Collected data:
———

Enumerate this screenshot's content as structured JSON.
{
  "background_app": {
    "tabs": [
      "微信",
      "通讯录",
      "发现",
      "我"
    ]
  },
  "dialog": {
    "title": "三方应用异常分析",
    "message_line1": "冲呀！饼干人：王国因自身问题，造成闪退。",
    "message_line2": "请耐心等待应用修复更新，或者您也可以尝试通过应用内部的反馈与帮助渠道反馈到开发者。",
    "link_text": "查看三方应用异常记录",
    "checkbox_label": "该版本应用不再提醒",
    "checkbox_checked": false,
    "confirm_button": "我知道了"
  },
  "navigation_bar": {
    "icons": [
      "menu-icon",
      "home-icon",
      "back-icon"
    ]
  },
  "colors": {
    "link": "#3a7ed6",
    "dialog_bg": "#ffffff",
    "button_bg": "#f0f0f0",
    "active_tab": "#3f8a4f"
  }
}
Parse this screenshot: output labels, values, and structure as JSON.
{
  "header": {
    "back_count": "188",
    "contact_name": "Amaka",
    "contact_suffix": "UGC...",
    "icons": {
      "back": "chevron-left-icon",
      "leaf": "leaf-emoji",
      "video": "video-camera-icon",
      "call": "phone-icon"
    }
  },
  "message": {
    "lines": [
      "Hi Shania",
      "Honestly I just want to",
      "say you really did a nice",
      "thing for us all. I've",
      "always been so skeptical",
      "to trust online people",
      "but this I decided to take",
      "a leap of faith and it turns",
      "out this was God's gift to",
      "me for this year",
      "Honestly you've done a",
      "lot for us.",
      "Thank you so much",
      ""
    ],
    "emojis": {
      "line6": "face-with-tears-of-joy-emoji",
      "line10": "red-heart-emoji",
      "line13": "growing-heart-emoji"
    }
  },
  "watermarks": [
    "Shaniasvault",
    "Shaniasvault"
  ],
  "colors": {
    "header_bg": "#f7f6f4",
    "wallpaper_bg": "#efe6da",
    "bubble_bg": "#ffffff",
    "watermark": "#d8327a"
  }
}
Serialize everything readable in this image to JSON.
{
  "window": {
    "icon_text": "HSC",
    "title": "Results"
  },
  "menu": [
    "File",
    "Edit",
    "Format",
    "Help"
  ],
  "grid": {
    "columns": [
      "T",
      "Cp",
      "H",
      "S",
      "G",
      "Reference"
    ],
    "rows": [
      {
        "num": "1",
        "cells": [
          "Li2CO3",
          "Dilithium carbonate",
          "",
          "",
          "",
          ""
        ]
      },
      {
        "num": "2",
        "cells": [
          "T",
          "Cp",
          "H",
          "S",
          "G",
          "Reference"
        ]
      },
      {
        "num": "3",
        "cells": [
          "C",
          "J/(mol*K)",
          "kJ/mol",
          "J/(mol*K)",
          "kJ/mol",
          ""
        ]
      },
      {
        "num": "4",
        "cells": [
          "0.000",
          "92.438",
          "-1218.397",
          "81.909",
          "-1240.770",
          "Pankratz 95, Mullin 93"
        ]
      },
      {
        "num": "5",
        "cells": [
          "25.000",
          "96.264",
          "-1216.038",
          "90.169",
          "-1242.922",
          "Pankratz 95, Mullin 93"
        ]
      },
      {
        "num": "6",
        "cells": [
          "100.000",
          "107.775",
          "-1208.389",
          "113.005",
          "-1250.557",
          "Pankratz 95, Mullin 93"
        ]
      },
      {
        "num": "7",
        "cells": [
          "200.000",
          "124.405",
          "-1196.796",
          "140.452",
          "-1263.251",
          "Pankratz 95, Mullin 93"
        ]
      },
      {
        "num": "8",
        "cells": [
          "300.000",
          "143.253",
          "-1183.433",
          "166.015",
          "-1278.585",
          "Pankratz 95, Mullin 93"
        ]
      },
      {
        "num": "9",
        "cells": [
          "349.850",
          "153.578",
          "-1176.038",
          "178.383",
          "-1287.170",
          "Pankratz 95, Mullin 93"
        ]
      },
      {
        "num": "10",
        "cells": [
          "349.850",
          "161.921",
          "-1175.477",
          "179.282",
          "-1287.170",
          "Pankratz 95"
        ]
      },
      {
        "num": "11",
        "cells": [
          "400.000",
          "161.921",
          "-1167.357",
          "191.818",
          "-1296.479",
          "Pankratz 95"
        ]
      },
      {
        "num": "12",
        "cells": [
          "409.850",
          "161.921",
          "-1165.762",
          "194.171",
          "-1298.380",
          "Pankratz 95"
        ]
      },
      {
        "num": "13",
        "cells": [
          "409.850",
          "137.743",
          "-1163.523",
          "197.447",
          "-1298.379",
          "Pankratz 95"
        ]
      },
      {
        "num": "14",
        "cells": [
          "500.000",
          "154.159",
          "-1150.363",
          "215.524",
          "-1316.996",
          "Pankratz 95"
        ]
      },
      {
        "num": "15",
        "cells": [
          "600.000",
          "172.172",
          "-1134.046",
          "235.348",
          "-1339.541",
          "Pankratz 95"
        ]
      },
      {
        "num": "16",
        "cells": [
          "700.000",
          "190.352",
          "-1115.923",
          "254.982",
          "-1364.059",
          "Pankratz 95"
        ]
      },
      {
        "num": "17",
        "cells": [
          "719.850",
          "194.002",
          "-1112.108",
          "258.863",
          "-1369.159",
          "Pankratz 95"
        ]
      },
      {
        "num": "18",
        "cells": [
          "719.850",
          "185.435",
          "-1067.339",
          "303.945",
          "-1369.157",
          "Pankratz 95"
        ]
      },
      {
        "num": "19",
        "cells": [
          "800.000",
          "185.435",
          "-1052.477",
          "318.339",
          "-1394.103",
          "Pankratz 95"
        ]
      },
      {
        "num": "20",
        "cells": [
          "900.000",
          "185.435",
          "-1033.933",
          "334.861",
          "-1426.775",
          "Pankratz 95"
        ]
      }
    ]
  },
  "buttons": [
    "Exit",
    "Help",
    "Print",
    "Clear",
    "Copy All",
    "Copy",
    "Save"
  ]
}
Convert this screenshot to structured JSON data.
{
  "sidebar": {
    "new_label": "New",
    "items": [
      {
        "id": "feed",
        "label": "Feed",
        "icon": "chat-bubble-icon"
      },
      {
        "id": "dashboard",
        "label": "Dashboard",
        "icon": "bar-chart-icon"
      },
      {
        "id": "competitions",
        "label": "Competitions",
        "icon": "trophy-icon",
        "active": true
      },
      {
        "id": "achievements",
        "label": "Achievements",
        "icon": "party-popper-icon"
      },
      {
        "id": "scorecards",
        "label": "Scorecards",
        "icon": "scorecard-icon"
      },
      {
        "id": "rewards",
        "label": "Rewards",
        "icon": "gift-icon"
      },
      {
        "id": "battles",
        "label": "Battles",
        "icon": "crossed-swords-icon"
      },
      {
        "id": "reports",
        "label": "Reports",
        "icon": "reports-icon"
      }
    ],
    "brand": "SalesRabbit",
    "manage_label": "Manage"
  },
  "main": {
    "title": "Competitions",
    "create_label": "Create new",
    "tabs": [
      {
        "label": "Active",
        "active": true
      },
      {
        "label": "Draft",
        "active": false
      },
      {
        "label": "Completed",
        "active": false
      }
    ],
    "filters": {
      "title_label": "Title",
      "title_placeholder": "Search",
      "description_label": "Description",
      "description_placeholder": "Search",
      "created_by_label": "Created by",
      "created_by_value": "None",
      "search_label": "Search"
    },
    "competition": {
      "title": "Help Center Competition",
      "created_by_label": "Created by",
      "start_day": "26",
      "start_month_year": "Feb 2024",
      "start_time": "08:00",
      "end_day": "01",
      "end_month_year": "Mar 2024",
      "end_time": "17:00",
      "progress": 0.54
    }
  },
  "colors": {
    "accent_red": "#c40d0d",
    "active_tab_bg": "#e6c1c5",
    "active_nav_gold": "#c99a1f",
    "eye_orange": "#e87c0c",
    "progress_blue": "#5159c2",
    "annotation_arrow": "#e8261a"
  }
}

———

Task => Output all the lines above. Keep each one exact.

Reply =>
Enumerate this screenshot's content as structured JSON.
{
  "background_app": {
    "tabs": [
      "微信",
      "通讯录",
      "发现",
      "我"
    ]
  },
  "dialog": {
    "title": "三方应用异常分析",
    "message_line1": "冲呀！饼干人：王国因自身问题，造成闪退。",
    "message_line2": "请耐心等待应用修复更新，或者您也可以尝试通过应用内部的反馈与帮助渠道反馈到开发者。",
    "link_text": "查看三方应用异常记录",
    "checkbox_label": "该版本应用不再提醒",
    "checkbox_checked": false,
    "confirm_button": "我知道了"
  },
  "navigation_bar": {
    "icons": [
      "menu-icon",
      "home-icon",
      "back-icon"
    ]
  },
  "colors": {
    "link": "#3a7ed6",
    "dialog_bg": "#ffffff",
    "button_bg": "#f0f0f0",
    "active_tab": "#3f8a4f"
  }
}
Parse this screenshot: output labels, values, and structure as JSON.
{
  "header": {
    "back_count": "188",
    "contact_name": "Amaka",
    "contact_suffix": "UGC...",
    "icons": {
      "back": "chevron-left-icon",
      "leaf": "leaf-emoji",
      "video": "video-camera-icon",
      "call": "phone-icon"
    }
  },
  "message": {
    "lines": [
      "Hi Shania",
      "Honestly I just want to",
      "say you really did a nice",
      "thing for us all. I've",
      "always been so skeptical",
      "to trust online people",
      "but this I decided to take",
      "a leap of faith and it turns",
      "out this was God's gift to",
      "me for this year",
      "Honestly you've done a",
      "lot for us.",
      "Thank you so much",
      ""
    ],
    "emojis": {
      "line6": "face-with-tears-of-joy-emoji",
      "line10": "red-heart-emoji",
      "line13": "growing-heart-emoji"
    }
  },
  "watermarks": [
    "Shaniasvault",
    "Shaniasvault"
  ],
  "colors": {
    "header_bg": "#f7f6f4",
    "wallpaper_bg": "#efe6da",
    "bubble_bg": "#ffffff",
    "watermark": "#d8327a"
  }
}
Serialize everything readable in this image to JSON.
{
  "window": {
    "icon_text": "HSC",
    "title": "Results"
  },
  "menu": [
    "File",
    "Edit",
    "Format",
    "Help"
  ],
  "grid": {
    "columns": [
      "T",
      "Cp",
      "H",
      "S",
      "G",
      "Reference"
    ],
    "rows": [
      {
        "num": "1",
        "cells": [
          "Li2CO3",
          "Dilithium carbonate",
          "",
          "",
          "",
          ""
        ]
      },
      {
        "num": "2",
        "cells": [
          "T",
          "Cp",
          "H",
          "S",
          "G",
          "Reference"
        ]
      },
      {
        "num": "3",
        "cells": [
          "C",
          "J/(mol*K)",
          "kJ/mol",
          "J/(mol*K)",
          "kJ/mol",
          ""
        ]
      },
      {
        "num": "4",
        "cells": [
          "0.000",
          "92.438",
          "-1218.397",
          "81.909",
          "-1240.770",
          "Pankratz 95, Mullin 93"
        ]
      },
      {
        "num": "5",
        "cells": [
          "25.000",
          "96.264",
          "-1216.038",
          "90.169",
          "-1242.922",
          "Pankratz 95, Mullin 93"
        ]
      },
      {
        "num": "6",
        "cells": [
          "100.000",
          "107.775",
          "-1208.389",
          "113.005",
          "-1250.557",
          "Pankratz 95, Mullin 93"
        ]
      },
      {
        "num": "7",
        "cells": [
          "200.000",
          "124.405",
          "-1196.796",
          "140.452",
          "-1263.251",
          "Pankratz 95, Mullin 93"
        ]
      },
      {
        "num": "8",
        "cells": [
          "300.000",
          "143.253",
          "-1183.433",
          "166.015",
          "-1278.585",
          "Pankratz 95, Mullin 93"
        ]
      },
      {
        "num": "9",
        "cells": [
          "349.850",
          "153.578",
          "-1176.038",
          "178.383",
          "-1287.170",
          "Pankratz 95, Mullin 93"
        ]
      },
      {
        "num": "10",
        "cells": [
          "349.850",
          "161.921",
          "-1175.477",
          "179.282",
          "-1287.170",
          "Pankratz 95"
        ]
      },
      {
        "num": "11",
        "cells": [
          "400.000",
          "161.921",
          "-1167.357",
          "191.818",
          "-1296.479",
          "Pankratz 95"
        ]
      },
      {
        "num": "12",
        "cells": [
          "409.850",
          "161.921",
          "-1165.762",
          "194.171",
          "-1298.380",
          "Pankratz 95"
        ]
      },
      {
        "num": "13",
        "cells": [
          "409.850",
          "137.743",
          "-1163.523",
          "197.447",
          "-1298.379",
          "Pankratz 95"
        ]
      },
      {
        "num": "14",
        "cells": [
          "500.000",
          "154.159",
          "-1150.363",
          "215.524",
          "-1316.996",
          "Pankratz 95"
        ]
      },
      {
        "num": "15",
        "cells": [
          "600.000",
          "172.172",
          "-1134.046",
          "235.348",
          "-1339.541",
          "Pankratz 95"
        ]
      },
      {
        "num": "16",
        "cells": [
          "700.000",
          "190.352",
          "-1115.923",
          "254.982",
          "-1364.059",
          "Pankratz 95"
        ]
      },
      {
        "num": "17",
        "cells": [
          "719.850",
          "194.002",
          "-1112.108",
          "258.863",
          "-1369.159",
          "Pankratz 95"
        ]
      },
      {
        "num": "18",
        "cells": [
          "719.850",
          "185.435",
          "-1067.339",
          "303.945",
          "-1369.157",
          "Pankratz 95"
        ]
      },
      {
        "num": "19",
        "cells": [
          "800.000",
          "185.435",
          "-1052.477",
          "318.339",
          "-1394.103",
          "Pankratz 95"
        ]
      },
      {
        "num": "20",
        "cells": [
          "900.000",
          "185.435",
          "-1033.933",
          "334.861",
          "-1426.775",
          "Pankratz 95"
        ]
      }
    ]
  },
  "buttons": [
    "Exit",
    "Help",
    "Print",
    "Clear",
    "Copy All",
    "Copy",
    "Save"
  ]
}
Convert this screenshot to structured JSON data.
{
  "sidebar": {
    "new_label": "New",
    "items": [
      {
        "id": "feed",
        "label": "Feed",
        "icon": "chat-bubble-icon"
      },
      {
        "id": "dashboard",
        "label": "Dashboard",
        "icon": "bar-chart-icon"
      },
      {
        "id": "competitions",
        "label": "Competitions",
        "icon": "trophy-icon",
        "active": true
      },
      {
        "id": "achievements",
        "label": "Achievements",
        "icon": "party-popper-icon"
      },
      {
        "id": "scorecards",
        "label": "Scorecards",
        "icon": "scorecard-icon"
      },
      {
        "id": "rewards",
        "label": "Rewards",
        "icon": "gift-icon"
      },
      {
        "id": "battles",
        "label": "Battles",
        "icon": "crossed-swords-icon"
      },
      {
        "id": "reports",
        "label": "Reports",
        "icon": "reports-icon"
      }
    ],
    "brand": "SalesRabbit",
    "manage_label": "Manage"
  },
  "main": {
    "title": "Competitions",
    "create_label": "Create new",
    "tabs": [
      {
        "label": "Active",
        "active": true
      },
      {
        "label": "Draft",
        "active": false
      },
      {
        "label": "Completed",
        "active": false
      }
    ],
    "filters": {
      "title_label": "Title",
      "title_placeholder": "Search",
      "description_label": "Description",
      "description_placeholder": "Search",
      "created_by_label": "Created by",
      "created_by_value": "None",
      "search_label": "Search"
    },
    "competition": {
      "title": "Help Center Competition",
      "created_by_label": "Created by",
      "start_day": "26",
      "start_month_year": "Feb 2024",
      "start_time": "08:00",
      "end_day": "01",
      "end_month_year": "Mar 2024",
      "end_time": "17:00",
      "progress": 0.54
    }
  },
  "colors": {
    "accent_red": "#c40d0d",
    "active_tab_bg": "#e6c1c5",
    "active_nav_gold": "#c99a1f",
    "eye_orange": "#e87c0c",
    "progress_blue": "#5159c2",
    "annotation_arrow": "#e8261a"
  }
}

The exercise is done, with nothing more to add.